◆ **WHAT THE EXERCISE ASKS**
Repeat every entry exactly as it appears.
•••••
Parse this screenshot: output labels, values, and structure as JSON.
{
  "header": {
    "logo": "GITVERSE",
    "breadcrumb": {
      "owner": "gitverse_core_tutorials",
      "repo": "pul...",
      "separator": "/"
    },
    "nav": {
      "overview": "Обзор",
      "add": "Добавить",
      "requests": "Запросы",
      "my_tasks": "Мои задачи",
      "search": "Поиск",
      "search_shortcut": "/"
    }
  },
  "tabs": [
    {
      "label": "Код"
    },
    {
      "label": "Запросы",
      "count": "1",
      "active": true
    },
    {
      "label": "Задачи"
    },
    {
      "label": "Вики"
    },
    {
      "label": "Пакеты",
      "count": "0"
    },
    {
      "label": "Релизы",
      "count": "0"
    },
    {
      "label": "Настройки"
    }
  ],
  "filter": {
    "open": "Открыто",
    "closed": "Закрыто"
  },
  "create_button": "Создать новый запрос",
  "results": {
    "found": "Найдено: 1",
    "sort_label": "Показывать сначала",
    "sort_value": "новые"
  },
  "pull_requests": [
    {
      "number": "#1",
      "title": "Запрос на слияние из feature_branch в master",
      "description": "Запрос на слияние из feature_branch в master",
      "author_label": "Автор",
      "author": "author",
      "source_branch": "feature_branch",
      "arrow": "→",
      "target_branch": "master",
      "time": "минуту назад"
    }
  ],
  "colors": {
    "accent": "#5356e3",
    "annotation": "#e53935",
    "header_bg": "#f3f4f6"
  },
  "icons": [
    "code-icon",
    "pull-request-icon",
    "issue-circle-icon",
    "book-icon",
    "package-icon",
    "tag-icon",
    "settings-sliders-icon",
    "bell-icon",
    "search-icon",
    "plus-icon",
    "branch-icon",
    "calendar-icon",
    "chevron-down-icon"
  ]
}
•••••
◆ **TASK RESULT**
Parse this screenshot: output labels, values, and structure as JSON.
{
  "header": {
    "logo": "GITVERSE",
    "breadcrumb": {
      "owner": "gitverse_core_tutorials",
      "repo": "pul...",
      "separator": "/"
    },
    "nav": {
      "overview": "Обзор",
      "add": "Добавить",
      "requests": "Запросы",
      "my_tasks": "Мои задачи",
      "search": "Поиск",
      "search_shortcut": "/"
    }
  },
  "tabs": [
    {
      "label": "Код"
    },
    {
      "label": "Запросы",
      "count": "1",
      "active": true
    },
    {
      "label": "Задачи"
    },
    {
      "label": "Вики"
    },
    {
      "label": "Пакеты",
      "count": "0"
    },
    {
      "label": "Релизы",
      "count": "0"
    },
    {
      "label": "Настройки"
    }
  ],
  "filter": {
    "open": "Открыто",
    "closed": "Закрыто"
  },
  "create_button": "Создать новый запрос",
  "results": {
    "found": "Найдено: 1",
    "sort_label": "Показывать сначала",
    "sort_value": "новые"
  },
  "pull_requests": [
    {
      "number": "#1",
      "title": "Запрос на слияние из feature_branch в master",
      "description": "Запрос на слияние из feature_branch в master",
      "author_label": "Автор",
      "author": "author",
      "source_branch": "feature_branch",
      "arrow": "→",
      "target_branch": "master",
      "time": "минуту назад"
    }
  ],
  "colors": {
    "accent": "#5356e3",
    "annotation": "#e53935",
    "header_bg": "#f3f4f6"
  },
  "icons": [
    "code-icon",
    "pull-request-icon",
    "issue-circle-icon",
    "book-icon",
    "package-icon",
    "tag-icon",
    "settings-sliders-icon",
    "bell-icon",
    "search-icon",
    "plus-icon",
    "branch-icon",
    "calendar-icon",
    "chevron-down-icon"
  ]
}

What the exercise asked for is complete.